The answer is all of the entries below, repeated exactly and free of pictures.

▸ Exercise materials:
+ + + +

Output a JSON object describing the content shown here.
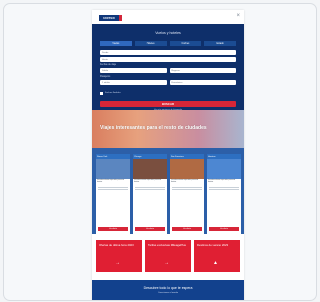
{
  "header": {
    "logo": "UNITED",
    "close": "×"
  },
  "booking": {
    "title": "Vuelos y hoteles",
    "tabs": [
      "Vuelos",
      "Hoteles",
      "Coches",
      "Estado"
    ],
    "from_placeholder": "Desde",
    "to_placeholder": "Hasta",
    "dates_label": "Fechas de viaje",
    "depart_placeholder": "Salida",
    "return_placeholder": "Regreso",
    "travelers_label": "Pasajeros",
    "travelers_value": "1 adulto",
    "class_value": "Económica",
    "flexible_label": "Fechas flexibles",
    "search_button": "BUSCAR",
    "sub_link": "Ver más opciones de búsqueda"
  },
  "banner": {
    "headline": "Viajes interesantes para el resto de ciudades"
  },
  "cards": [
    {
      "title": "Nueva York",
      "text": "Descubre ofertas especiales para este destino",
      "button": "Ver oferta",
      "img_color": "#5b86c0"
    },
    {
      "title": "Chicago",
      "text": "Descubre ofertas especiales para este destino",
      "button": "Ver oferta",
      "img_color": "#7a4f3f"
    },
    {
      "title": "San Francisco",
      "text": "Descubre ofertas especiales para este destino",
      "button": "Ver oferta",
      "img_color": "#b06a43"
    },
    {
      "title": "Houston",
      "text": "Descubre ofertas especiales para este destino",
      "button": "Ver oferta",
      "img_color": "#4d87d2"
    }
  ],
  "promos": [
    {
      "title": "Ofertas de última hora 2023",
      "icon": "→"
    },
    {
      "title": "Tarifas exclusivas MileagePlus",
      "icon": "→"
    },
    {
      "title": "Destinos de verano 2023",
      "icon": "▲"
    }
  ],
  "footer": {
    "title": "Descubre todo lo que te espera",
    "subtitle": "Conectamos el mundo"
  },
  "colors": {
    "navy": "#0e2f6a",
    "red": "#d72638",
    "blue": "#2c5fa8"
  }
}
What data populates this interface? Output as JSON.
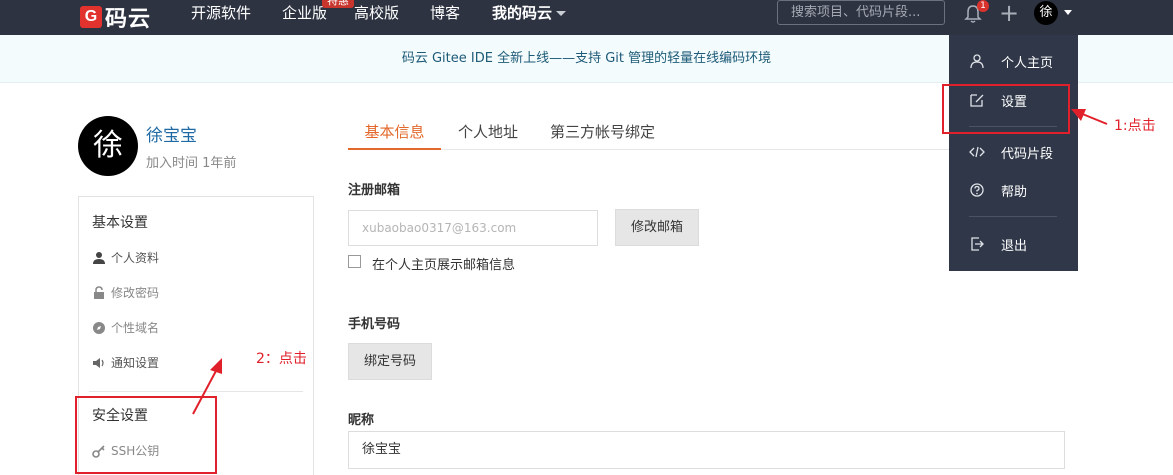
{
  "navbar": {
    "logo_mark": "G",
    "logo_text": "码云",
    "items": [
      "开源软件",
      "企业版",
      "高校版",
      "博客",
      "我的码云"
    ],
    "hot_badge": "特惠",
    "search_placeholder": "搜索项目、代码片段...",
    "notification_count": "1",
    "avatar_char": "徐"
  },
  "notice": {
    "text": "码云 Gitee IDE 全新上线——支持 Git 管理的轻量在线编码环境"
  },
  "profile": {
    "avatar_char": "徐",
    "name": "徐宝宝",
    "joined": "加入时间 1年前"
  },
  "sidebar": {
    "basic_title": "基本设置",
    "basic_items": [
      "个人资料",
      "修改密码",
      "个性域名",
      "通知设置"
    ],
    "security_title": "安全设置",
    "security_items": [
      "SSH公钥"
    ]
  },
  "tabs": [
    "基本信息",
    "个人地址",
    "第三方帐号绑定"
  ],
  "form": {
    "email_label": "注册邮箱",
    "email_value": "xubaobao0317@163.com",
    "change_email_button": "修改邮箱",
    "show_email_label": "在个人主页展示邮箱信息",
    "phone_label": "手机号码",
    "bind_phone_button": "绑定号码",
    "nickname_label": "昵称",
    "nickname_value": "徐宝宝"
  },
  "dropdown": {
    "items": [
      "个人主页",
      "设置",
      "代码片段",
      "帮助",
      "退出"
    ]
  },
  "annotations": {
    "step1": "1:点击",
    "step2": "2：点击"
  },
  "colors": {
    "navbar_bg": "#2d3341",
    "accent_orange": "#e2682b",
    "annotation_red": "#e0202a",
    "link_blue": "#1f6aa5"
  }
}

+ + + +

▸ Output of the exercise:
Output a JSON object describing the content shown here.
{
  "header": {
    "logo": "UNITED",
    "close": "×"
  },
  "booking": {
    "title": "Vuelos y hoteles",
    "tabs": [
      "Vuelos",
      "Hoteles",
      "Coches",
      "Estado"
    ],
    "from_placeholder": "Desde",
    "to_placeholder": "Hasta",
    "dates_label": "Fechas de viaje",
    "depart_placeholder": "Salida",
    "return_placeholder": "Regreso",
    "travelers_label": "Pasajeros",
    "travelers_value": "1 adulto",
    "class_value": "Económica",
    "flexible_label": "Fechas flexibles",
    "search_button": "BUSCAR",
    "sub_link": "Ver más opciones de búsqueda"
  },
  "banner": {
    "headline": "Viajes interesantes para el resto de ciudades"
  },
  "cards": [
    {
      "title": "Nueva York",
      "text": "Descubre ofertas especiales para este destino",
      "button": "Ver oferta",
      "img_color": "#5b86c0"
    },
    {
      "title": "Chicago",
      "text": "Descubre ofertas especiales para este destino",
      "button": "Ver oferta",
      "img_color": "#7a4f3f"
    },
    {
      "title": "San Francisco",
      "text": "Descubre ofertas especiales para este destino",
      "button": "Ver oferta",
      "img_color": "#b06a43"
    },
    {
      "title": "Houston",
      "text": "Descubre ofertas especiales para este destino",
      "button": "Ver oferta",
      "img_color": "#4d87d2"
    }
  ],
  "promos": [
    {
      "title": "Ofertas de última hora 2023",
      "icon": "→"
    },
    {
      "title": "Tarifas exclusivas MileagePlus",
      "icon": "→"
    },
    {
      "title": "Destinos de verano 2023",
      "icon": "▲"
    }
  ],
  "footer": {
    "title": "Descubre todo lo que te espera",
    "subtitle": "Conectamos el mundo"
  },
  "colors": {
    "navy": "#0e2f6a",
    "red": "#d72638",
    "blue": "#2c5fa8"
  }
}
What data populates this interface? Output as JSON.
{
  "navbar": {
    "logo_mark": "G",
    "logo_text": "码云",
    "items": [
      "开源软件",
      "企业版",
      "高校版",
      "博客",
      "我的码云"
    ],
    "hot_badge": "特惠",
    "search_placeholder": "搜索项目、代码片段...",
    "notification_count": "1",
    "avatar_char": "徐"
  },
  "notice": {
    "text": "码云 Gitee IDE 全新上线——支持 Git 管理的轻量在线编码环境"
  },
  "profile": {
    "avatar_char": "徐",
    "name": "徐宝宝",
    "joined": "加入时间 1年前"
  },
  "sidebar": {
    "basic_title": "基本设置",
    "basic_items": [
      "个人资料",
      "修改密码",
      "个性域名",
      "通知设置"
    ],
    "security_title": "安全设置",
    "security_items": [
      "SSH公钥"
    ]
  },
  "tabs": [
    "基本信息",
    "个人地址",
    "第三方帐号绑定"
  ],
  "form": {
    "email_label": "注册邮箱",
    "email_value": "xubaobao0317@163.com",
    "change_email_button": "修改邮箱",
    "show_email_label": "在个人主页展示邮箱信息",
    "phone_label": "手机号码",
    "bind_phone_button": "绑定号码",
    "nickname_label": "昵称",
    "nickname_value": "徐宝宝"
  },
  "dropdown": {
    "items": [
      "个人主页",
      "设置",
      "代码片段",
      "帮助",
      "退出"
    ]
  },
  "annotations": {
    "step1": "1:点击",
    "step2": "2：点击"
  },
  "colors": {
    "navbar_bg": "#2d3341",
    "accent_orange": "#e2682b",
    "annotation_red": "#e0202a",
    "link_blue": "#1f6aa5"
  }
}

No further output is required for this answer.